» **ASSIGNMENT**: Could the data below be copied exactly, minus the pictures?

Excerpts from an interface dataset
....................

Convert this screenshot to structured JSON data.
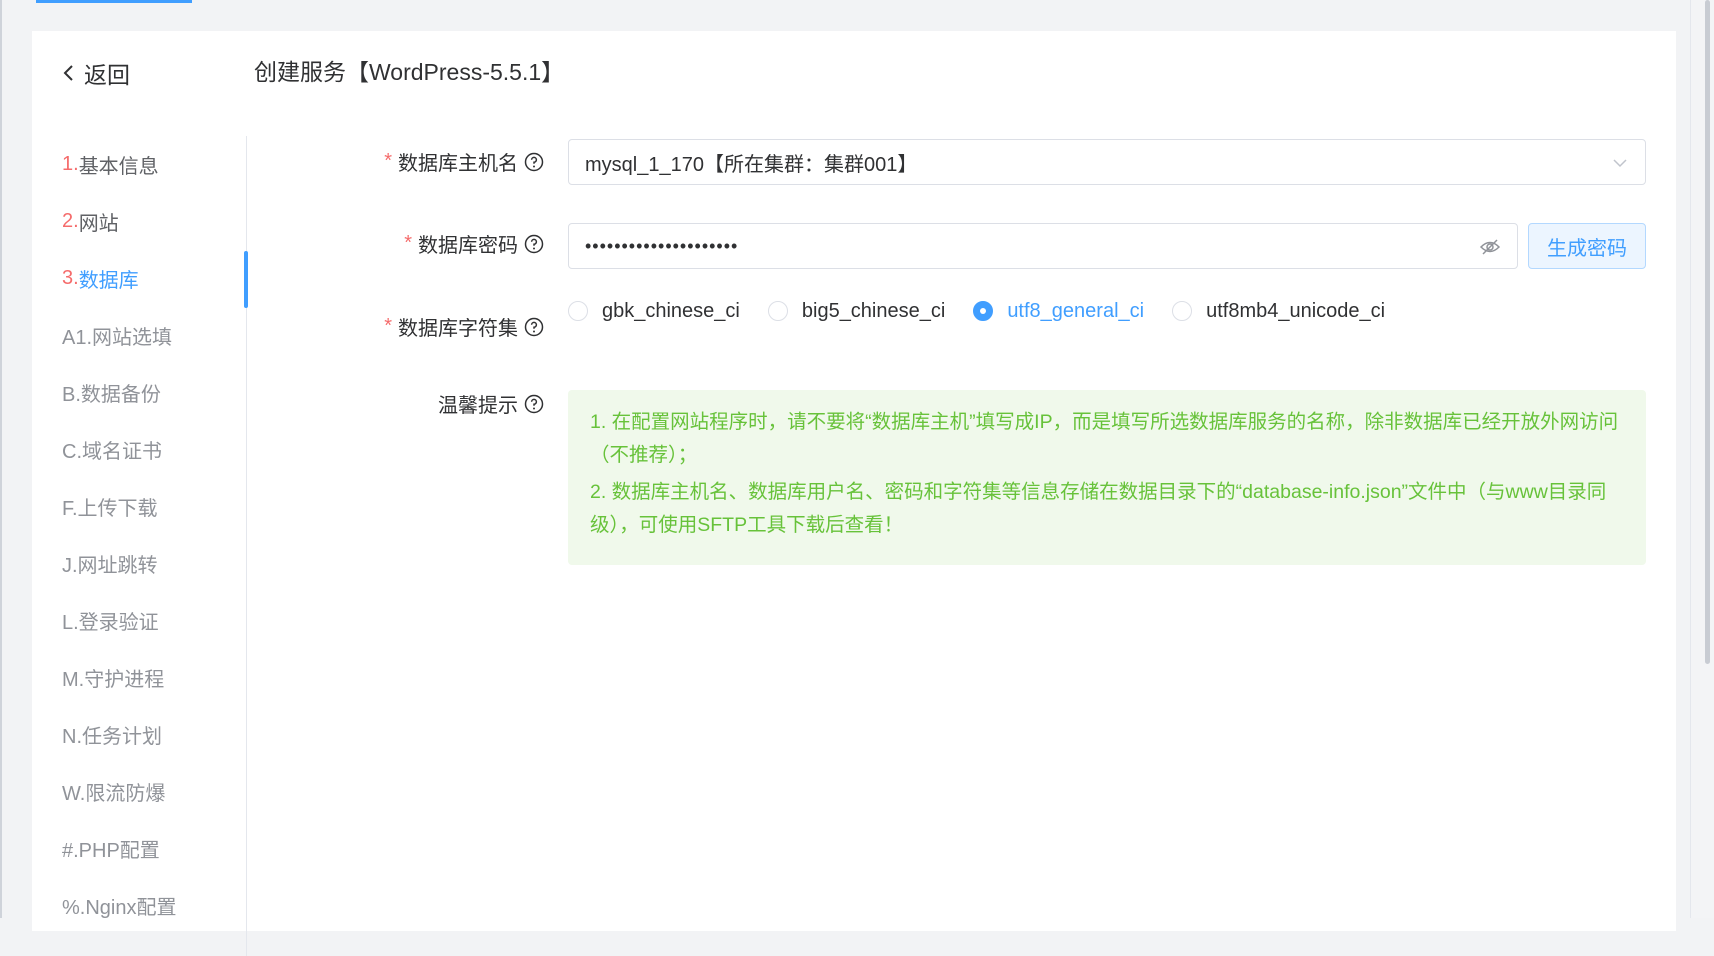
{
  "header": {
    "back_label": "返回",
    "title": "创建服务【WordPress-5.5.1】"
  },
  "steps": [
    {
      "num": "1.",
      "label": "基本信息"
    },
    {
      "num": "2.",
      "label": "网站"
    },
    {
      "num": "3.",
      "label": "数据库"
    },
    {
      "num": "",
      "label": "A1.网站选填"
    },
    {
      "num": "",
      "label": "B.数据备份"
    },
    {
      "num": "",
      "label": "C.域名证书"
    },
    {
      "num": "",
      "label": "F.上传下载"
    },
    {
      "num": "",
      "label": "J.网址跳转"
    },
    {
      "num": "",
      "label": "L.登录验证"
    },
    {
      "num": "",
      "label": "M.守护进程"
    },
    {
      "num": "",
      "label": "N.任务计划"
    },
    {
      "num": "",
      "label": "W.限流防爆"
    },
    {
      "num": "",
      "label": "#.PHP配置"
    },
    {
      "num": "",
      "label": "%.Nginx配置"
    }
  ],
  "form": {
    "required_mark": "*",
    "host_label": "数据库主机名",
    "host_value": "mysql_1_170【所在集群：集群001】",
    "password_label": "数据库密码",
    "password_value": "•••••••••••••••••••••",
    "generate_label": "生成密码",
    "charset_label": "数据库字符集",
    "charset_options": [
      "gbk_chinese_ci",
      "big5_chinese_ci",
      "utf8_general_ci",
      "utf8mb4_unicode_ci"
    ],
    "charset_selected": "utf8_general_ci",
    "tip_label": "温馨提示",
    "tip_lines": [
      "1. 在配置网站程序时，请不要将“数据库主机”填写成IP，而是填写所选数据库服务的名称，除非数据库已经开放外网访问（不推荐）；",
      "2. 数据库主机名、数据库用户名、密码和字符集等信息存储在数据目录下的“database-info.json”文件中（与www目录同级），可使用SFTP工具下载后查看！"
    ]
  },
  "icons": {
    "back": "chevron-left-icon",
    "help": "question-circle-icon",
    "dropdown": "chevron-down-icon",
    "visibility": "eye-off-icon"
  },
  "colors": {
    "primary": "#409eff",
    "danger": "#f56c6c",
    "success": "#67c23a",
    "success_bg": "#f0f9eb"
  }
}
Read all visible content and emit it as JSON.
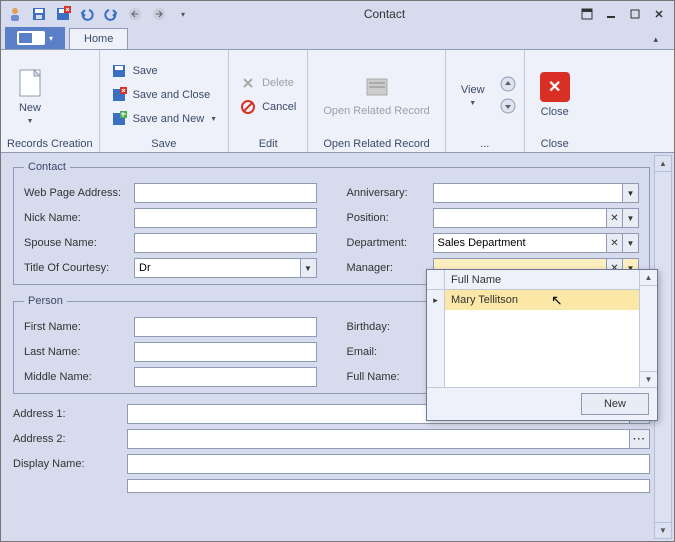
{
  "window": {
    "title": "Contact"
  },
  "ribbon": {
    "tabs": {
      "home": "Home"
    },
    "groups": {
      "records_creation": {
        "label": "Records Creation",
        "new": "New"
      },
      "save": {
        "label": "Save",
        "save": "Save",
        "save_close": "Save and Close",
        "save_new": "Save and New"
      },
      "edit": {
        "label": "Edit",
        "delete": "Delete",
        "cancel": "Cancel"
      },
      "open_related": {
        "label": "Open Related Record",
        "btn": "Open Related Record"
      },
      "view": {
        "label": "...",
        "view": "View"
      },
      "close": {
        "label": "Close",
        "close": "Close"
      }
    }
  },
  "sections": {
    "contact": "Contact",
    "person": "Person"
  },
  "labels": {
    "web_page": "Web Page Address:",
    "nick_name": "Nick Name:",
    "spouse_name": "Spouse Name:",
    "title_courtesy": "Title Of Courtesy:",
    "anniversary": "Anniversary:",
    "position": "Position:",
    "department": "Department:",
    "manager": "Manager:",
    "first_name": "First Name:",
    "last_name": "Last Name:",
    "middle_name": "Middle Name:",
    "birthday": "Birthday:",
    "email": "Email:",
    "full_name": "Full Name:",
    "address1": "Address 1:",
    "address2": "Address 2:",
    "display_name": "Display Name:"
  },
  "values": {
    "web_page": "",
    "nick_name": "",
    "spouse_name": "",
    "title_courtesy": "Dr",
    "anniversary": "",
    "position": "",
    "department": "Sales Department",
    "manager": "",
    "first_name": "",
    "last_name": "",
    "middle_name": "",
    "birthday": "",
    "email": "",
    "full_name": "",
    "address1": "",
    "address2": "",
    "display_name": ""
  },
  "dropdown": {
    "column": "Full Name",
    "rows": [
      "Mary Tellitson"
    ],
    "new_btn": "New"
  }
}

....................

» **EXPECTED ANSWER**:
Convert this screenshot to structured JSON data.
{
  "header": {
    "back_label": "返回",
    "title": "创建服务【WordPress-5.5.1】"
  },
  "steps": [
    {
      "num": "1.",
      "label": "基本信息"
    },
    {
      "num": "2.",
      "label": "网站"
    },
    {
      "num": "3.",
      "label": "数据库"
    },
    {
      "num": "",
      "label": "A1.网站选填"
    },
    {
      "num": "",
      "label": "B.数据备份"
    },
    {
      "num": "",
      "label": "C.域名证书"
    },
    {
      "num": "",
      "label": "F.上传下载"
    },
    {
      "num": "",
      "label": "J.网址跳转"
    },
    {
      "num": "",
      "label": "L.登录验证"
    },
    {
      "num": "",
      "label": "M.守护进程"
    },
    {
      "num": "",
      "label": "N.任务计划"
    },
    {
      "num": "",
      "label": "W.限流防爆"
    },
    {
      "num": "",
      "label": "#.PHP配置"
    },
    {
      "num": "",
      "label": "%.Nginx配置"
    }
  ],
  "form": {
    "required_mark": "*",
    "host_label": "数据库主机名",
    "host_value": "mysql_1_170【所在集群：集群001】",
    "password_label": "数据库密码",
    "password_value": "•••••••••••••••••••••",
    "generate_label": "生成密码",
    "charset_label": "数据库字符集",
    "charset_options": [
      "gbk_chinese_ci",
      "big5_chinese_ci",
      "utf8_general_ci",
      "utf8mb4_unicode_ci"
    ],
    "charset_selected": "utf8_general_ci",
    "tip_label": "温馨提示",
    "tip_lines": [
      "1. 在配置网站程序时，请不要将“数据库主机”填写成IP，而是填写所选数据库服务的名称，除非数据库已经开放外网访问（不推荐）；",
      "2. 数据库主机名、数据库用户名、密码和字符集等信息存储在数据目录下的“database-info.json”文件中（与www目录同级），可使用SFTP工具下载后查看！"
    ]
  },
  "icons": {
    "back": "chevron-left-icon",
    "help": "question-circle-icon",
    "dropdown": "chevron-down-icon",
    "visibility": "eye-off-icon"
  },
  "colors": {
    "primary": "#409eff",
    "danger": "#f56c6c",
    "success": "#67c23a",
    "success_bg": "#f0f9eb"
  }
}
Read all visible content and emit it as JSON.
{
  "window": {
    "title": "Contact"
  },
  "ribbon": {
    "tabs": {
      "home": "Home"
    },
    "groups": {
      "records_creation": {
        "label": "Records Creation",
        "new": "New"
      },
      "save": {
        "label": "Save",
        "save": "Save",
        "save_close": "Save and Close",
        "save_new": "Save and New"
      },
      "edit": {
        "label": "Edit",
        "delete": "Delete",
        "cancel": "Cancel"
      },
      "open_related": {
        "label": "Open Related Record",
        "btn": "Open Related Record"
      },
      "view": {
        "label": "...",
        "view": "View"
      },
      "close": {
        "label": "Close",
        "close": "Close"
      }
    }
  },
  "sections": {
    "contact": "Contact",
    "person": "Person"
  },
  "labels": {
    "web_page": "Web Page Address:",
    "nick_name": "Nick Name:",
    "spouse_name": "Spouse Name:",
    "title_courtesy": "Title Of Courtesy:",
    "anniversary": "Anniversary:",
    "position": "Position:",
    "department": "Department:",
    "manager": "Manager:",
    "first_name": "First Name:",
    "last_name": "Last Name:",
    "middle_name": "Middle Name:",
    "birthday": "Birthday:",
    "email": "Email:",
    "full_name": "Full Name:",
    "address1": "Address 1:",
    "address2": "Address 2:",
    "display_name": "Display Name:"
  },
  "values": {
    "web_page": "",
    "nick_name": "",
    "spouse_name": "",
    "title_courtesy": "Dr",
    "anniversary": "",
    "position": "",
    "department": "Sales Department",
    "manager": "",
    "first_name": "",
    "last_name": "",
    "middle_name": "",
    "birthday": "",
    "email": "",
    "full_name": "",
    "address1": "",
    "address2": "",
    "display_name": ""
  },
  "dropdown": {
    "column": "Full Name",
    "rows": [
      "Mary Tellitson"
    ],
    "new_btn": "New"
  }
}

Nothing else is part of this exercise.